What needs to be done —
The records below are to be retyped in full. Keep every word.

——

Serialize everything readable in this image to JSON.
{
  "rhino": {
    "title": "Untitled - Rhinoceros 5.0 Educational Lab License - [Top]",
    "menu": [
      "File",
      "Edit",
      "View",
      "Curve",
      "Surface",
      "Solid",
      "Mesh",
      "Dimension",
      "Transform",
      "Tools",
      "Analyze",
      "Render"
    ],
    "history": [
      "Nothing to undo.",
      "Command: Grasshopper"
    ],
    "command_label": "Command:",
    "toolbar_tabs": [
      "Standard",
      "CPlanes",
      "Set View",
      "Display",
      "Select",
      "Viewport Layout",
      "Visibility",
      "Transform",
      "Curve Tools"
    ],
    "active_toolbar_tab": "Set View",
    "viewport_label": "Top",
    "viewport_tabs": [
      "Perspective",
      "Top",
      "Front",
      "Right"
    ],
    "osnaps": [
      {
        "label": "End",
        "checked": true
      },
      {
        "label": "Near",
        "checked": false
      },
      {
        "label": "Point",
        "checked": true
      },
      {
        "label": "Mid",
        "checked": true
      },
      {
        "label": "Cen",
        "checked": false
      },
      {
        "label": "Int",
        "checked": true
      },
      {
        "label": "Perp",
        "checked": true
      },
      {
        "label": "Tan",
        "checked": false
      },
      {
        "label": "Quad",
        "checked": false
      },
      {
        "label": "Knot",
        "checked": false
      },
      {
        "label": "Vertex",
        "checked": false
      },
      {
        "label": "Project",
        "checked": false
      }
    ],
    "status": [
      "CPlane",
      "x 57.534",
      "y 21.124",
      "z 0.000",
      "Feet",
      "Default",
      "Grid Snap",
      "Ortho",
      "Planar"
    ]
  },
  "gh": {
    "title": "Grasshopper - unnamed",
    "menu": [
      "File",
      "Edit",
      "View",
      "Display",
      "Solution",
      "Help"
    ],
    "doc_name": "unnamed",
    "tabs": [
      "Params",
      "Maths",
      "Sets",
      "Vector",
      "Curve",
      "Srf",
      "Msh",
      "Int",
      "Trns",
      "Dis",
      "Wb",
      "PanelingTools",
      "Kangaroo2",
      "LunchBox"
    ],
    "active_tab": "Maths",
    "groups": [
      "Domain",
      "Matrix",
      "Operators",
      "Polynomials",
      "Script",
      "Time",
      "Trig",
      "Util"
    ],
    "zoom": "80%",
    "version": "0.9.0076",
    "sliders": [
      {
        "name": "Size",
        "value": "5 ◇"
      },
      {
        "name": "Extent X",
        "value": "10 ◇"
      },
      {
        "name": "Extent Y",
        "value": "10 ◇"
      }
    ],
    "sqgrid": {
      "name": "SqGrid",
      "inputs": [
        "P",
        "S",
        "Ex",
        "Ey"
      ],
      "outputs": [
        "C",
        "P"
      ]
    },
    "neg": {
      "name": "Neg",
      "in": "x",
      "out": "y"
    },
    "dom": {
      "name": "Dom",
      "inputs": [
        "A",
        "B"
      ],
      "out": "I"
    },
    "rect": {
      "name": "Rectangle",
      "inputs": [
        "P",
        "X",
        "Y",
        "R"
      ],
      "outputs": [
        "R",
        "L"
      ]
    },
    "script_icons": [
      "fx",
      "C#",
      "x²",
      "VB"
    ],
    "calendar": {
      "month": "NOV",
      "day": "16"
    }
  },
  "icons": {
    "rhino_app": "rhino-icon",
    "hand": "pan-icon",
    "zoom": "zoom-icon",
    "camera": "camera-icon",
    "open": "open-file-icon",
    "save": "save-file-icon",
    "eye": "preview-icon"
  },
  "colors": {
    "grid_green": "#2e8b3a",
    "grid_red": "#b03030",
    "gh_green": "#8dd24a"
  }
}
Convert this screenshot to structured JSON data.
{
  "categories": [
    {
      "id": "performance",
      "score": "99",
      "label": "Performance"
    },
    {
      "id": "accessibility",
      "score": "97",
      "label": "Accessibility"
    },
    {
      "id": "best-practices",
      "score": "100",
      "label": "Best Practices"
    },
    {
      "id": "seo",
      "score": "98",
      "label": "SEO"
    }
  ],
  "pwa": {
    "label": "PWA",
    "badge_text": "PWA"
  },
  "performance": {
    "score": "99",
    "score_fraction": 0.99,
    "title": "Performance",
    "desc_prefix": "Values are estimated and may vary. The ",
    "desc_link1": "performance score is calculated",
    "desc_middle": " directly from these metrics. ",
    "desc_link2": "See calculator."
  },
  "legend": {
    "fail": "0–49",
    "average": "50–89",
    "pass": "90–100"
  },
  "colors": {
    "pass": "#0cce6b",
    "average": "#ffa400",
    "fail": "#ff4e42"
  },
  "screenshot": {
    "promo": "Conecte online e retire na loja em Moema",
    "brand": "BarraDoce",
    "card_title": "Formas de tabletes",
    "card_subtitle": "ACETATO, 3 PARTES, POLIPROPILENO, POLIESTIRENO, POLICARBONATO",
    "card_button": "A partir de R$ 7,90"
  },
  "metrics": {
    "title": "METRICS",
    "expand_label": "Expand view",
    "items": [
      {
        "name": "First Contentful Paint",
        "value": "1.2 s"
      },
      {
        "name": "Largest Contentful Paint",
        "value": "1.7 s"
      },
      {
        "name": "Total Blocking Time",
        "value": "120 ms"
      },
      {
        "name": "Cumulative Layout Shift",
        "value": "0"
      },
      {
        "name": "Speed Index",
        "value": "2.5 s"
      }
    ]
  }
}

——

Task result —
Serialize everything readable in this image to JSON.
{
  "rhino": {
    "title": "Untitled - Rhinoceros 5.0 Educational Lab License - [Top]",
    "menu": [
      "File",
      "Edit",
      "View",
      "Curve",
      "Surface",
      "Solid",
      "Mesh",
      "Dimension",
      "Transform",
      "Tools",
      "Analyze",
      "Render"
    ],
    "history": [
      "Nothing to undo.",
      "Command: Grasshopper"
    ],
    "command_label": "Command:",
    "toolbar_tabs": [
      "Standard",
      "CPlanes",
      "Set View",
      "Display",
      "Select",
      "Viewport Layout",
      "Visibility",
      "Transform",
      "Curve Tools"
    ],
    "active_toolbar_tab": "Set View",
    "viewport_label": "Top",
    "viewport_tabs": [
      "Perspective",
      "Top",
      "Front",
      "Right"
    ],
    "osnaps": [
      {
        "label": "End",
        "checked": true
      },
      {
        "label": "Near",
        "checked": false
      },
      {
        "label": "Point",
        "checked": true
      },
      {
        "label": "Mid",
        "checked": true
      },
      {
        "label": "Cen",
        "checked": false
      },
      {
        "label": "Int",
        "checked": true
      },
      {
        "label": "Perp",
        "checked": true
      },
      {
        "label": "Tan",
        "checked": false
      },
      {
        "label": "Quad",
        "checked": false
      },
      {
        "label": "Knot",
        "checked": false
      },
      {
        "label": "Vertex",
        "checked": false
      },
      {
        "label": "Project",
        "checked": false
      }
    ],
    "status": [
      "CPlane",
      "x 57.534",
      "y 21.124",
      "z 0.000",
      "Feet",
      "Default",
      "Grid Snap",
      "Ortho",
      "Planar"
    ]
  },
  "gh": {
    "title": "Grasshopper - unnamed",
    "menu": [
      "File",
      "Edit",
      "View",
      "Display",
      "Solution",
      "Help"
    ],
    "doc_name": "unnamed",
    "tabs": [
      "Params",
      "Maths",
      "Sets",
      "Vector",
      "Curve",
      "Srf",
      "Msh",
      "Int",
      "Trns",
      "Dis",
      "Wb",
      "PanelingTools",
      "Kangaroo2",
      "LunchBox"
    ],
    "active_tab": "Maths",
    "groups": [
      "Domain",
      "Matrix",
      "Operators",
      "Polynomials",
      "Script",
      "Time",
      "Trig",
      "Util"
    ],
    "zoom": "80%",
    "version": "0.9.0076",
    "sliders": [
      {
        "name": "Size",
        "value": "5 ◇"
      },
      {
        "name": "Extent X",
        "value": "10 ◇"
      },
      {
        "name": "Extent Y",
        "value": "10 ◇"
      }
    ],
    "sqgrid": {
      "name": "SqGrid",
      "inputs": [
        "P",
        "S",
        "Ex",
        "Ey"
      ],
      "outputs": [
        "C",
        "P"
      ]
    },
    "neg": {
      "name": "Neg",
      "in": "x",
      "out": "y"
    },
    "dom": {
      "name": "Dom",
      "inputs": [
        "A",
        "B"
      ],
      "out": "I"
    },
    "rect": {
      "name": "Rectangle",
      "inputs": [
        "P",
        "X",
        "Y",
        "R"
      ],
      "outputs": [
        "R",
        "L"
      ]
    },
    "script_icons": [
      "fx",
      "C#",
      "x²",
      "VB"
    ],
    "calendar": {
      "month": "NOV",
      "day": "16"
    }
  },
  "icons": {
    "rhino_app": "rhino-icon",
    "hand": "pan-icon",
    "zoom": "zoom-icon",
    "camera": "camera-icon",
    "open": "open-file-icon",
    "save": "save-file-icon",
    "eye": "preview-icon"
  },
  "colors": {
    "grid_green": "#2e8b3a",
    "grid_red": "#b03030",
    "gh_green": "#8dd24a"
  }
}
Convert this screenshot to structured JSON data.
{
  "categories": [
    {
      "id": "performance",
      "score": "99",
      "label": "Performance"
    },
    {
      "id": "accessibility",
      "score": "97",
      "label": "Accessibility"
    },
    {
      "id": "best-practices",
      "score": "100",
      "label": "Best Practices"
    },
    {
      "id": "seo",
      "score": "98",
      "label": "SEO"
    }
  ],
  "pwa": {
    "label": "PWA",
    "badge_text": "PWA"
  },
  "performance": {
    "score": "99",
    "score_fraction": 0.99,
    "title": "Performance",
    "desc_prefix": "Values are estimated and may vary. The ",
    "desc_link1": "performance score is calculated",
    "desc_middle": " directly from these metrics. ",
    "desc_link2": "See calculator."
  },
  "legend": {
    "fail": "0–49",
    "average": "50–89",
    "pass": "90–100"
  },
  "colors": {
    "pass": "#0cce6b",
    "average": "#ffa400",
    "fail": "#ff4e42"
  },
  "screenshot": {
    "promo": "Conecte online e retire na loja em Moema",
    "brand": "BarraDoce",
    "card_title": "Formas de tabletes",
    "card_subtitle": "ACETATO, 3 PARTES, POLIPROPILENO, POLIESTIRENO, POLICARBONATO",
    "card_button": "A partir de R$ 7,90"
  },
  "metrics": {
    "title": "METRICS",
    "expand_label": "Expand view",
    "items": [
      {
        "name": "First Contentful Paint",
        "value": "1.2 s"
      },
      {
        "name": "Largest Contentful Paint",
        "value": "1.7 s"
      },
      {
        "name": "Total Blocking Time",
        "value": "120 ms"
      },
      {
        "name": "Cumulative Layout Shift",
        "value": "0"
      },
      {
        "name": "Speed Index",
        "value": "2.5 s"
      }
    ]
  }
}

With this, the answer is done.